Turkish gov’t to announce new transparency reforms: Deputy PM Babacan
Sefer Levent ISTANBUL
Turkey’s record has worsened the most of all surveyed states in 2014, according to Transparency International’s most recent Corruption Perceptions Index of 175 countries.The government is set to complete a detailed reform package to increase economic transparency in Turkey, Deputy Prime Minister Ali Babacan has told a group of economy reporters ahead of his visit to the United States.
“Transparency really matters. It is one of the main priorities of the G-20 countries as well. We have taken many steps to improve transparency in Turkey since 2002. And we have recently completed around 80-90 percent of a new, detailed reform to further enhance transparency. We’ll discuss the draft package very soon. We’ll be announcing it by the end of this year, I believe,” Babacan said.

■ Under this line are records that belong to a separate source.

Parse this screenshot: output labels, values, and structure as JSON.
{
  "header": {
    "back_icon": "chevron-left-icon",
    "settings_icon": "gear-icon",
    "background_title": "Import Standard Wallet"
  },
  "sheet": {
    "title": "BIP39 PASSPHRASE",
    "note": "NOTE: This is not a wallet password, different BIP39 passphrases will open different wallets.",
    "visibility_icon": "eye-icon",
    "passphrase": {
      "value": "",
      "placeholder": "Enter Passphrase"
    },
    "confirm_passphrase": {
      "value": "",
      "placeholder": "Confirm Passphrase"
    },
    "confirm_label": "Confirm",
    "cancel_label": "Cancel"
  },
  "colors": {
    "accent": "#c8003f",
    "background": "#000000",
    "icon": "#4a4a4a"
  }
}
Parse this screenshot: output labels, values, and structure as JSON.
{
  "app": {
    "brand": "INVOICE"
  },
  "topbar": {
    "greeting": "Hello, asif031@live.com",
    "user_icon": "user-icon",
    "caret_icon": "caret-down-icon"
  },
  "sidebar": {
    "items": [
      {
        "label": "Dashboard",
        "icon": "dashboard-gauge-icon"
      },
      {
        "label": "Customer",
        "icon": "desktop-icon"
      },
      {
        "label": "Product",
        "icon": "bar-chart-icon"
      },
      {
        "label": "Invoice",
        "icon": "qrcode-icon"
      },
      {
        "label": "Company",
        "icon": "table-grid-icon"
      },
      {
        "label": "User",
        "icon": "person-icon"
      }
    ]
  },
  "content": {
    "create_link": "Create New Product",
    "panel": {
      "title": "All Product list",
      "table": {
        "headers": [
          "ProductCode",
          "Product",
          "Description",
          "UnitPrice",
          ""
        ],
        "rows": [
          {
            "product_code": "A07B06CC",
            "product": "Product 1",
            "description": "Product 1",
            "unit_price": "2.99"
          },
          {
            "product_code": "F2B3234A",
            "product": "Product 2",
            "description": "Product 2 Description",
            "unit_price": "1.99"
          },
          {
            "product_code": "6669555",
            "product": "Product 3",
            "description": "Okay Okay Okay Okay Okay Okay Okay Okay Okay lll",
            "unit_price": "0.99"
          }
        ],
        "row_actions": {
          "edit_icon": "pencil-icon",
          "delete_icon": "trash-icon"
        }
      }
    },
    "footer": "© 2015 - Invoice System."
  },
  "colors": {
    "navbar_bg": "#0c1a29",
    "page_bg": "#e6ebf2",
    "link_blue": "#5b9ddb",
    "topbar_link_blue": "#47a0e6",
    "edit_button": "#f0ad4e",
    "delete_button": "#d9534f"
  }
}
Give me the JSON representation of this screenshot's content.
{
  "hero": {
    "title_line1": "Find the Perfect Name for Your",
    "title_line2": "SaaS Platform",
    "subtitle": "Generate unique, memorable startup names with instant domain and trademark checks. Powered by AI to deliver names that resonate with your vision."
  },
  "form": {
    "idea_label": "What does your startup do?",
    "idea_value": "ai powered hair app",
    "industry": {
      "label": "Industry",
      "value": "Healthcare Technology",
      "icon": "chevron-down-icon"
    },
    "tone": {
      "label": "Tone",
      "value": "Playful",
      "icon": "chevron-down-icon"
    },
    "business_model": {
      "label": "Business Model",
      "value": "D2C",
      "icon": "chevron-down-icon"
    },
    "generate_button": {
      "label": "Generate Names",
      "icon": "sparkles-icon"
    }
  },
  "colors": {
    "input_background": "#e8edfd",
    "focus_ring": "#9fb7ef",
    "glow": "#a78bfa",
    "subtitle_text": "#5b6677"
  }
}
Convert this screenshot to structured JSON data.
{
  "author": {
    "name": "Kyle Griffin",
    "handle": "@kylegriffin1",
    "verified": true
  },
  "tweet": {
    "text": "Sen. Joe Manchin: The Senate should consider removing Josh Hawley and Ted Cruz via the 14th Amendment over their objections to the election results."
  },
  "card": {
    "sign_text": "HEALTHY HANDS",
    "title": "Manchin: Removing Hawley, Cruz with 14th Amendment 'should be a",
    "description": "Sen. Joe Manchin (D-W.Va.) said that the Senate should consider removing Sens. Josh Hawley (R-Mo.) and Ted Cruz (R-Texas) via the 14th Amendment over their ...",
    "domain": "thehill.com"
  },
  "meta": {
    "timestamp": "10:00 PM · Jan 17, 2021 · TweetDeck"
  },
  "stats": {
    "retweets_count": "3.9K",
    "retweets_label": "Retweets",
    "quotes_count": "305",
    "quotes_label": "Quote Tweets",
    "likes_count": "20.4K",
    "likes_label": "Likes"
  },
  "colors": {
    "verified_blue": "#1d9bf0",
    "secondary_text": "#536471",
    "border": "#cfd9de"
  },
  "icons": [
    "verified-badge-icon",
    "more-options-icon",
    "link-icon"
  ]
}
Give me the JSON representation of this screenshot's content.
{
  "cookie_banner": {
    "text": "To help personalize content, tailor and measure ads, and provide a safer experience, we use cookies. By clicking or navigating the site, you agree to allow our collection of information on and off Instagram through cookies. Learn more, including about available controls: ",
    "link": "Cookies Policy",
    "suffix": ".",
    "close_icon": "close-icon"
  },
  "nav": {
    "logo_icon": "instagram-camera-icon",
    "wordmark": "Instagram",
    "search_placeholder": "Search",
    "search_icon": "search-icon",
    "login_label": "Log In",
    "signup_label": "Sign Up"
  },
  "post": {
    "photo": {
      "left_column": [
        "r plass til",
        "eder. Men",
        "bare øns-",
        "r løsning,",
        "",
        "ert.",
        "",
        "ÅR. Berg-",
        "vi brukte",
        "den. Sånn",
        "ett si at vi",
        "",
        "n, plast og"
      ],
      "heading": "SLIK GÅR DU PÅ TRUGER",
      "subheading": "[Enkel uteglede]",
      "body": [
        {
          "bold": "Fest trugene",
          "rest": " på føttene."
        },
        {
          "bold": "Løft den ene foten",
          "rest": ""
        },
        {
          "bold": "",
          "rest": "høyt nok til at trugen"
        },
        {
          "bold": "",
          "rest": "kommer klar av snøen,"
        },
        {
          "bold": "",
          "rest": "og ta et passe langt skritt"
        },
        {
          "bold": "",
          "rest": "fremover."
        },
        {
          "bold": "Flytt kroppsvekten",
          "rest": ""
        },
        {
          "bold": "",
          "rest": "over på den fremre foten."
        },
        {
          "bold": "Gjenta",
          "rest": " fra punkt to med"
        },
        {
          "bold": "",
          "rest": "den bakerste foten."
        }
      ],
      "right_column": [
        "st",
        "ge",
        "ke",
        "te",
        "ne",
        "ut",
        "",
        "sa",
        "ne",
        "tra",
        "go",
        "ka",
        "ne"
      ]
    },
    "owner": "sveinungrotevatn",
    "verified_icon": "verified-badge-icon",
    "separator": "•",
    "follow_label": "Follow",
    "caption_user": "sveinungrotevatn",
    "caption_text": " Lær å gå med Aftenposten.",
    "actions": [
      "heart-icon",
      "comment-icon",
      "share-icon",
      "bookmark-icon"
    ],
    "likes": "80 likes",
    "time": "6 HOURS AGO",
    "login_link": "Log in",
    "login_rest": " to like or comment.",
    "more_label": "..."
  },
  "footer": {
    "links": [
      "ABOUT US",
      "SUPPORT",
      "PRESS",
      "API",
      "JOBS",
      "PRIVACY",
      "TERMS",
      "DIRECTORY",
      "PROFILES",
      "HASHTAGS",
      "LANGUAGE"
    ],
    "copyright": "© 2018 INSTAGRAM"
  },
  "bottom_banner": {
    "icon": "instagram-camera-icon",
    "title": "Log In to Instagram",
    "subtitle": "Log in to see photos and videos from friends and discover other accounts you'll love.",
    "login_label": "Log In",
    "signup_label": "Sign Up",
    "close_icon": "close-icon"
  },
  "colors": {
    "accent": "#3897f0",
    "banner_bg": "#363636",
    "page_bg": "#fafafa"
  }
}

According to Transparency International’s most recent Corruption Perceptions Index of 175 countries, Turkey’s record has worsened the most of all surveyed states in 2014, dropping by five points to 45.
Some 46 percent of Turkish businesspeople believe corruption will increase in Turkey, according to a report issued by the Turkish Industry and Business Association (TÜSİAD) on Nov. 27.
“We are now examining the results of these detailed reports. I, however, believe what has happened in Turkey since Dec. 17, 2013, is directly affecting how Turkey is perceived across the world,” he noted.
Babacan made a special emphasis on the planned steps to improve competitiveness and fair distribution of rent in the construction sector.
“A rise in a land’s value should be observed properly and this value should be distributed fairly. The creation of a competitive environment is a must to be able to reach this goal. If there is no room for competitiveness, it is no good for us. We made a detailed report to increase transparency in real sector with other ministers and municipalities. This draft will be reviewed by the council of ministers soon and be approved as a government decision,” he said.
It is also planned to give the chance to the state to ask for a share from a land, of which value is increase after opening to construction by this package.
Babacan stressed in September that earning money in the construction sector is “easy” and pulls down the share of industries in the national income, adding that this is “not a good trend.”
“The development plan code should be adapted to prevent easy earnings. The code needs to be regulated,” he said, adding that one of the fundamental problems is that the return on investments in industry takes five or six years, which is much longer than construction, on a televised interview on Sept. 3.
He also noted that the government is now working a series of reforms aiming at encouraging Turkish banks to take out longer term debts.
“When we have a look at the foreign debt distribution of the banks, we see some 60 percent of their debts are in short-term, and the remaining 40 percent in longer terms. We are now working of a number of measures to encourage them to take loans in longer terms, as the shorter-term debts are
increasing the cost perceptions of Turkey,” he said.
Babacan will attend a special roundtable in NYC with 29 other representatives from leading economy actors, including the European Central Bank and NY Fed.